Go through the entries, filter for the word "Queue", and copy every line that has it.

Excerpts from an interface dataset
[Start of Attachment]
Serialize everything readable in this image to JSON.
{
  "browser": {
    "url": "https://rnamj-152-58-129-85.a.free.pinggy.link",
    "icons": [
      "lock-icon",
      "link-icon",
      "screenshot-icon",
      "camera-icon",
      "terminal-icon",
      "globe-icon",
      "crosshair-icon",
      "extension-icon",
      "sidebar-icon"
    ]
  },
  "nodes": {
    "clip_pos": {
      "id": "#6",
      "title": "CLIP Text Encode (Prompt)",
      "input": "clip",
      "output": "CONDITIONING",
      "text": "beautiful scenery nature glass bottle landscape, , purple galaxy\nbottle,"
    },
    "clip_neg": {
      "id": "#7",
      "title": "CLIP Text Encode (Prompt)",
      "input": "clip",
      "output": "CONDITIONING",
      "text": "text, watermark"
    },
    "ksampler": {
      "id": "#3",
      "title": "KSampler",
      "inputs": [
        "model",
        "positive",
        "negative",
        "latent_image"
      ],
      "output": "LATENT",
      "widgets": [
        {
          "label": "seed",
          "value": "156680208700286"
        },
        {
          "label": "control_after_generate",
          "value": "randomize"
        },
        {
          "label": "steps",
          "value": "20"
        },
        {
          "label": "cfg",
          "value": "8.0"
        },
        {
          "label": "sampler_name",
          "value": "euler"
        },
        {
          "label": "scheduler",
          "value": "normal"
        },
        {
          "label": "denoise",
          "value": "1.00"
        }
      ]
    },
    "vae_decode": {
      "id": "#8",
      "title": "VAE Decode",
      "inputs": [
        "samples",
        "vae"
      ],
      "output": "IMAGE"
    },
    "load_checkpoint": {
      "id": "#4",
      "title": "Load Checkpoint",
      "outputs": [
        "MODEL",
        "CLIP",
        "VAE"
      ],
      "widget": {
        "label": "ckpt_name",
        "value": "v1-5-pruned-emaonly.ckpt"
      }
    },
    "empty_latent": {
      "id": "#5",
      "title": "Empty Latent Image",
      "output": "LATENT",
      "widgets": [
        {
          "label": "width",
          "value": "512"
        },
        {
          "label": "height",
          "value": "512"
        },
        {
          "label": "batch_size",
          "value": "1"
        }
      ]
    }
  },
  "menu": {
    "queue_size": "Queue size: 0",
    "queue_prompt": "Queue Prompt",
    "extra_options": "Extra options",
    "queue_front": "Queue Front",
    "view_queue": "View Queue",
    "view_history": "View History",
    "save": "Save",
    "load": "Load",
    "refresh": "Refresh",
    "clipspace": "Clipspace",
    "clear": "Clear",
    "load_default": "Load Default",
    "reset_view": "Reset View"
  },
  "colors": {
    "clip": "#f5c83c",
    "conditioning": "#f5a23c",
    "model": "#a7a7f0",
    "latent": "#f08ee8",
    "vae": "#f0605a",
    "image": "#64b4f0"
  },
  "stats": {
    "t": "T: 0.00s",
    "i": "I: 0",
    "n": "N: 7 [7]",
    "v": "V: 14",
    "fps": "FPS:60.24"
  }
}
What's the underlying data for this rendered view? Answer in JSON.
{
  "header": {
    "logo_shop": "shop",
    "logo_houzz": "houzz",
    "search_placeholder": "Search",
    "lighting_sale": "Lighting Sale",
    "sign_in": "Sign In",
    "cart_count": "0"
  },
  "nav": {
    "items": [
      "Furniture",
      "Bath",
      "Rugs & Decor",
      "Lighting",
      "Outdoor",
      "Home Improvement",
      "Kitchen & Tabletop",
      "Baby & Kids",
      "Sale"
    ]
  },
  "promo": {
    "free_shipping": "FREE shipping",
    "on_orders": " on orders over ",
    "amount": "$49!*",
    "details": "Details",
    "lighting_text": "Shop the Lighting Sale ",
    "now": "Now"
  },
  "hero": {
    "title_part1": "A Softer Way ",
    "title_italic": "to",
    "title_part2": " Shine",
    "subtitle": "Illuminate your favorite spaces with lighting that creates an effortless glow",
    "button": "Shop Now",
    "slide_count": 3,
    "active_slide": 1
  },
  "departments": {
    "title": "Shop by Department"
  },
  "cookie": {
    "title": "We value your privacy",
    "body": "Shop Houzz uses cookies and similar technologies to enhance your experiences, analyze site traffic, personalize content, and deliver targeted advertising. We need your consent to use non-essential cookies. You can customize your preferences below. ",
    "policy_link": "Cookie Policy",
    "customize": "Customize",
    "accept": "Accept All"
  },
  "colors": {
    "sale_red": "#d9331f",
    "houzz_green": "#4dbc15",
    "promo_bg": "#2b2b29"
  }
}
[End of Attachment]
- [Expected answer]:
    "queue_size": "Queue size: 0",
    "queue_prompt": "Queue Prompt",
    "queue_front": "Queue Front",
    "view_queue": "View Queue",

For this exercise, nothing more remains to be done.